Ces dernières années l'intéret s'est accru pour les expériences des immigrants après leur arrivée dans la societé nord-américaine. Dans cet article, nous argumentons le fait que le logement, et plus spécifiquement le bail, est un sujet important bien que largement négligé en ce qui concerne la vie de l'immigrant dans la société canadienne. En utilisant des chiffres du recensement de 1986 et la structure des modèles log-linéaires, nous examinons les baux des logements des immigrants dans les différentes régions du Canada. On argumente que les immigrants sont différenciés par la culture, le temps et l'espace en ce qui concerne le bail, avec des immigrants plus récents, particuliérement ceux qui arrivent des pays en voie de développement, qui ont des taux de propriété particulierement plus bas.

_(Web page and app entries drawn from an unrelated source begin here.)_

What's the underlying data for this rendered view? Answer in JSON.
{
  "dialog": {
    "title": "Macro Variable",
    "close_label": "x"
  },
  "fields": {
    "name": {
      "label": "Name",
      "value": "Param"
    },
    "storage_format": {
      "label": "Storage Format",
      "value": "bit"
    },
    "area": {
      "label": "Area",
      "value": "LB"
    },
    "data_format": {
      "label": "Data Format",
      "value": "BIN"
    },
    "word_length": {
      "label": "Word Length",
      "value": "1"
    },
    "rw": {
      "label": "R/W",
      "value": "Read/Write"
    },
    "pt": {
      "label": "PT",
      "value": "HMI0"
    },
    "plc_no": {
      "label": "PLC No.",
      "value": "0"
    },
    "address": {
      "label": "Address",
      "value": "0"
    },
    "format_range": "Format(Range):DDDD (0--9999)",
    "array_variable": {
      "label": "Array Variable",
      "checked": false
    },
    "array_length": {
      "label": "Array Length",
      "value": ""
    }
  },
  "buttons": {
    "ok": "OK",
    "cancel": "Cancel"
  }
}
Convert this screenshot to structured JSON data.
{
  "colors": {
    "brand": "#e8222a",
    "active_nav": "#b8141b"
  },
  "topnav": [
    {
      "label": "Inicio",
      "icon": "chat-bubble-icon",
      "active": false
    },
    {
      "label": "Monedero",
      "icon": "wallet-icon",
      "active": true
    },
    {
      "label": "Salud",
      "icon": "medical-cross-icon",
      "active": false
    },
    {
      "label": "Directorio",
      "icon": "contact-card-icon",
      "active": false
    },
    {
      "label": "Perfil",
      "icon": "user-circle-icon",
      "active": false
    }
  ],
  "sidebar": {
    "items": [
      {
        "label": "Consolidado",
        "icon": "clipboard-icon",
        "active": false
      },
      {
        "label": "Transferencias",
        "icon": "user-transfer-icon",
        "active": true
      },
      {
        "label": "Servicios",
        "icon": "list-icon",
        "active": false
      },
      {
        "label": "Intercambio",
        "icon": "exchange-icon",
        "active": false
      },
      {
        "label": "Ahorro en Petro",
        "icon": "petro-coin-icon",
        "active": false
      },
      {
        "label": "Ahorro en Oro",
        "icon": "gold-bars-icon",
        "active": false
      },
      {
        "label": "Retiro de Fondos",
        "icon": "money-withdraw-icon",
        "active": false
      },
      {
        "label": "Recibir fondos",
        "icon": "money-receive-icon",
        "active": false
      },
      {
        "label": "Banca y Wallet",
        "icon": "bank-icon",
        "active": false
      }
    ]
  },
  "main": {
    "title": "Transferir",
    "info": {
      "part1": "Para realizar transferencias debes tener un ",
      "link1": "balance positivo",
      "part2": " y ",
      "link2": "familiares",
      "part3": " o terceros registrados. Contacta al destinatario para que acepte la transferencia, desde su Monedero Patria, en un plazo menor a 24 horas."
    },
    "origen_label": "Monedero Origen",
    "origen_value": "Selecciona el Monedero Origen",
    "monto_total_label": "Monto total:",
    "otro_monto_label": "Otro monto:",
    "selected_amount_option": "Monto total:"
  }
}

In recent years interest has grown in the post-arrival experiences of immigrants in North American society. In this paper we argue that housing, and more specifically tenure, is an important, though largely neglected, issue with respect to immigrant life in Canadian society. Using data from the 1986 census and a log-linear modelling framework, we examine housing tenure among immigrants in the regions of Canada. It is argued that immigrants are a culturally, temporally and spatially differentiated sub-population in regard to tenure, with more recent immigrants, especially those from the Developing World, having substantially lower rates of homeownership.

Ancillary